■ **EXERCISE BRIEF**: Search through the entries for the word "name" and copy every line that has it.

■ **MATERIAL SUPPLIED**:
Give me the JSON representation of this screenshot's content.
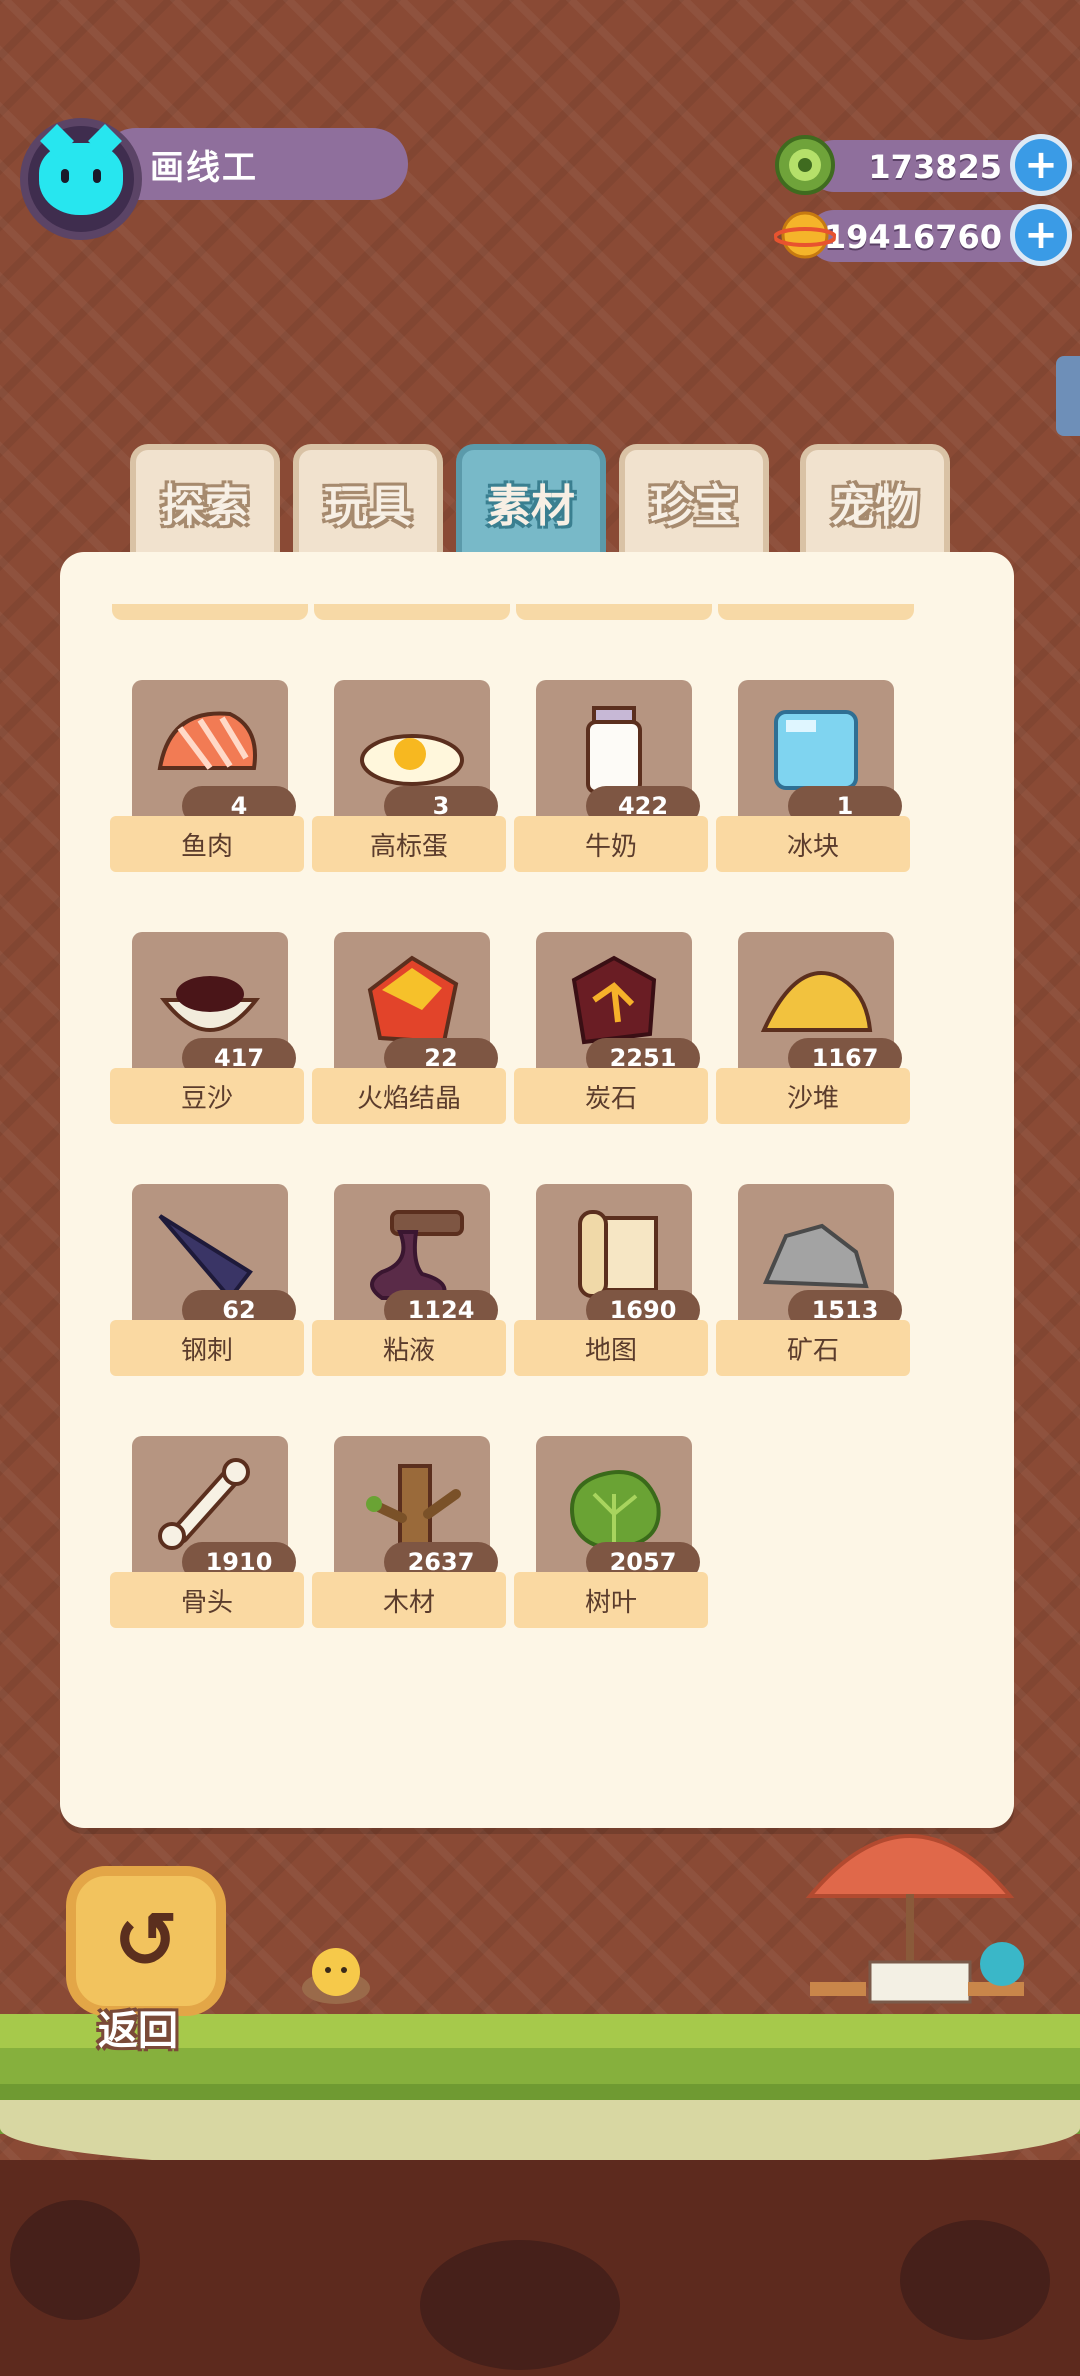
{
  "player": {
    "name": "画线工"
  },
  "currencies": [
    {
      "name": "green-coin",
      "value": "173825",
      "color": "#8bc34a"
    },
    {
      "name": "gold-planet",
      "value": "19416760",
      "color": "#f5a623"
    }
  ],
  "tabs": [
    {
      "label": "探索",
      "active": false
    },
    {
      "label": "玩具",
      "active": false
    },
    {
      "label": "素材",
      "active": true
    },
    {
      "label": "珍宝",
      "active": false
    },
    {
      "label": "宠物",
      "active": false
    }
  ],
  "items": [
    {
      "label": "鱼肉",
      "count": "4",
      "icon": "salmon-icon"
    },
    {
      "label": "高标蛋",
      "count": "3",
      "icon": "fried-egg-icon"
    },
    {
      "label": "牛奶",
      "count": "422",
      "icon": "milk-bottle-icon"
    },
    {
      "label": "冰块",
      "count": "1",
      "icon": "ice-cube-icon"
    },
    {
      "label": "豆沙",
      "count": "417",
      "icon": "red-bean-paste-icon"
    },
    {
      "label": "火焰结晶",
      "count": "22",
      "icon": "flame-crystal-icon"
    },
    {
      "label": "炭石",
      "count": "2251",
      "icon": "charcoal-stone-icon"
    },
    {
      "label": "沙堆",
      "count": "1167",
      "icon": "sand-pile-icon"
    },
    {
      "label": "钢刺",
      "count": "62",
      "icon": "steel-spike-icon"
    },
    {
      "label": "粘液",
      "count": "1124",
      "icon": "slime-icon"
    },
    {
      "label": "地图",
      "count": "1690",
      "icon": "map-scroll-icon"
    },
    {
      "label": "矿石",
      "count": "1513",
      "icon": "ore-rock-icon"
    },
    {
      "label": "骨头",
      "count": "1910",
      "icon": "bone-icon"
    },
    {
      "label": "木材",
      "count": "2637",
      "icon": "wood-log-icon"
    },
    {
      "label": "树叶",
      "count": "2057",
      "icon": "leaves-icon"
    }
  ],
  "back": {
    "label": "返回",
    "glyph": "↺"
  },
  "plus": "+"
}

■ **ANSWER SPACE**:
    "name": "画线工"
      "name": "green-coin",
      "name": "gold-planet",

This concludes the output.